WHAT IS EXPECTED.
Pull every line with "Herramientas" from the material.

SUPPLIED DATA.
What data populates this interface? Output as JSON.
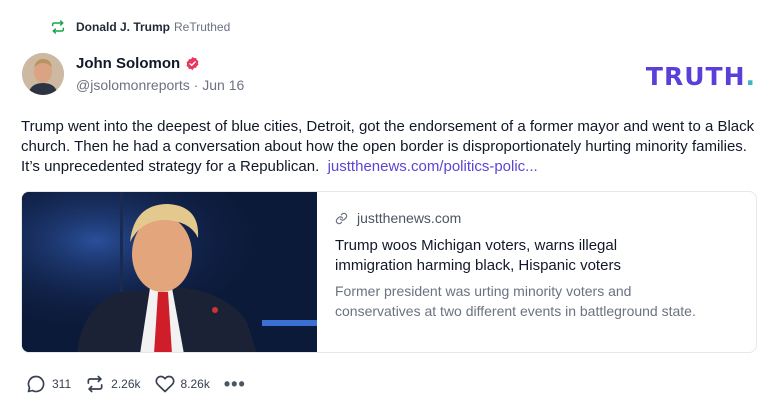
{
  "retruth": {
    "user": "Donald J. Trump",
    "label": "ReTruthed"
  },
  "post": {
    "author_name": "John Solomon",
    "handle": "@jsolomonreports",
    "separator": "·",
    "date": "Jun 16",
    "text": "Trump went into the deepest of blue cities, Detroit, got the endorsement of a former mayor and went to a Black church. Then he had a conversation about how the open border is disproportionately hurting minority families. It’s unprecedented strategy for a Republican.",
    "link_text": "justthenews.com/politics-polic..."
  },
  "logo": {
    "text": "TRUTH",
    "dot": ".",
    "color": "#5b3fd9",
    "dot_color": "#40b4c4"
  },
  "card": {
    "domain": "justthenews.com",
    "title": "Trump woos Michigan voters, warns illegal immigration harming black, Hispanic voters",
    "description": "Former president was urting minority voters and conservatives at two different events in battleground state."
  },
  "actions": {
    "replies": "311",
    "retruths": "2.26k",
    "likes": "8.26k",
    "more": "•••"
  },
  "icons": {
    "retruth": "retruth-icon",
    "verified": "verified-badge-icon",
    "link": "link-icon",
    "reply": "reply-bubble-icon",
    "repost": "retruth-arrows-icon",
    "like": "heart-icon",
    "more": "ellipsis-icon"
  },
  "colors": {
    "accent": "#5b46d4",
    "retruth_green": "#16a34a",
    "verified": "#e8365d"
  }
}
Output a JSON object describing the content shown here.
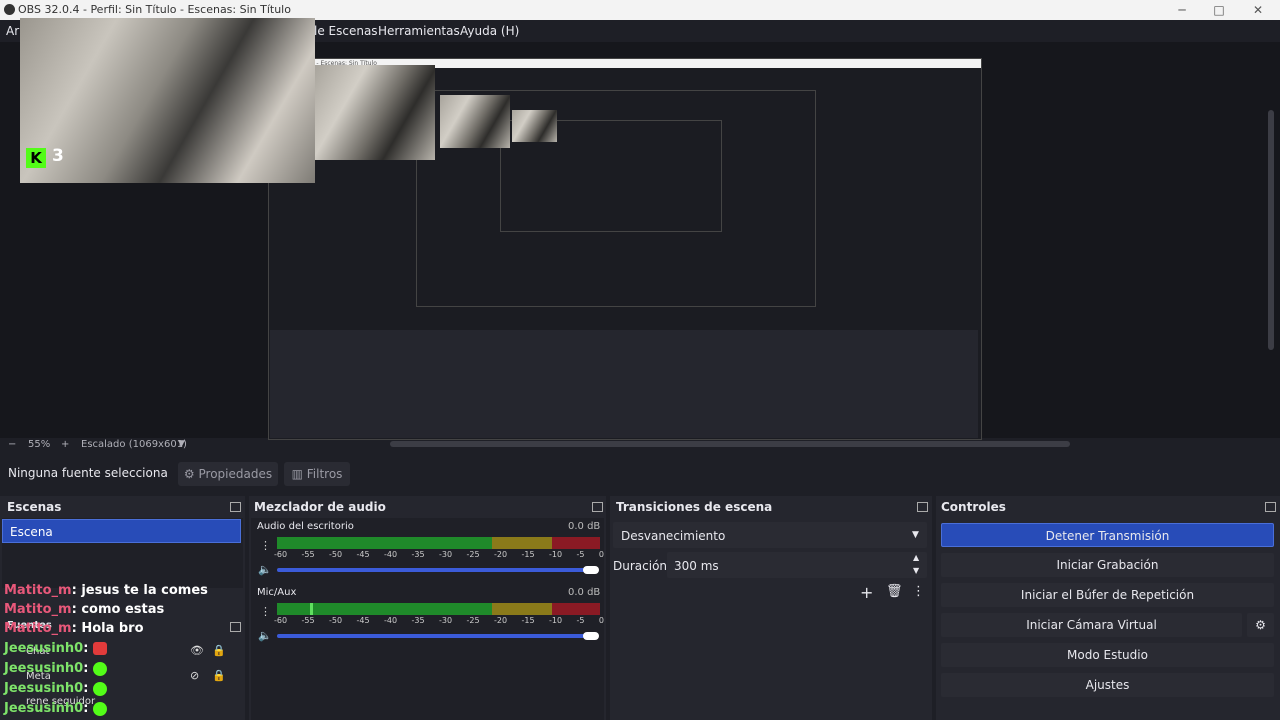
{
  "window": {
    "title": "OBS 32.0.4 - Perfil: Sin Título - Escenas: Sin Título",
    "minimize": "─",
    "maximize": "□",
    "close": "✕"
  },
  "menu": {
    "partial": "Ar",
    "items": [
      "le Escenas",
      "Herramientas",
      "Ayuda (H)"
    ]
  },
  "preview": {
    "badge_letter": "K",
    "badge_number": "3",
    "zoom": "55%",
    "zoom_minus": "−",
    "zoom_plus": "+",
    "scaling": "Escalado (1069x601)",
    "nested_title": "OBS Sin Título - Escenas: Sin Título",
    "nested_menu": "le Escenas  Herramientas  Ayuda (H)"
  },
  "source_toolbar": {
    "no_source": "Ninguna fuente selecciona",
    "properties": "Propiedades",
    "filters": "Filtros"
  },
  "scenes": {
    "title": "Escenas",
    "items": [
      "Escena"
    ]
  },
  "sources": {
    "title": "Fuentes",
    "items": [
      "Chat",
      "Meta",
      "rene seguidor"
    ]
  },
  "chat_overlay": [
    {
      "user": "Matito_m",
      "msg": "jesus te la comes",
      "color": "#e8587a"
    },
    {
      "user": "Matito_m",
      "msg": "como estas",
      "color": "#e8587a"
    },
    {
      "user": "Matito_m",
      "msg": "Hola bro",
      "color": "#e8587a"
    },
    {
      "user": "Jeesusinh0",
      "msg": "",
      "color": "#7ee36a"
    },
    {
      "user": "Jeesusinh0",
      "msg": "",
      "color": "#7ee36a"
    },
    {
      "user": "Jeesusinh0",
      "msg": "",
      "color": "#7ee36a"
    },
    {
      "user": "Jeesusinh0",
      "msg": "",
      "color": "#7ee36a"
    }
  ],
  "mixer": {
    "title": "Mezclador de audio",
    "channels": [
      {
        "name": "Audio del escritorio",
        "db": "0.0 dB"
      },
      {
        "name": "Mic/Aux",
        "db": "0.0 dB"
      }
    ],
    "scale": [
      "-60",
      "-55",
      "-50",
      "-45",
      "-40",
      "-35",
      "-30",
      "-25",
      "-20",
      "-15",
      "-10",
      "-5",
      "0"
    ]
  },
  "transitions": {
    "title": "Transiciones de escena",
    "selected": "Desvanecimiento",
    "duration_label": "Duración",
    "duration_value": "300 ms"
  },
  "controls": {
    "title": "Controles",
    "buttons": [
      "Detener Transmisión",
      "Iniciar Grabación",
      "Iniciar el Búfer de Repetición",
      "Iniciar Cámara Virtual",
      "Modo Estudio",
      "Ajustes"
    ]
  },
  "colors": {
    "accent": "#284cb8",
    "meter_green": "#1f8a2a",
    "meter_yellow": "#8a7a1a",
    "meter_red": "#8a1a24",
    "kick_green": "#53fc18"
  }
}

OUTPUT FOR THIS TASK.
      "Herramientas",
    "nested_menu": "le Escenas  Herramientas  Ayuda (H)"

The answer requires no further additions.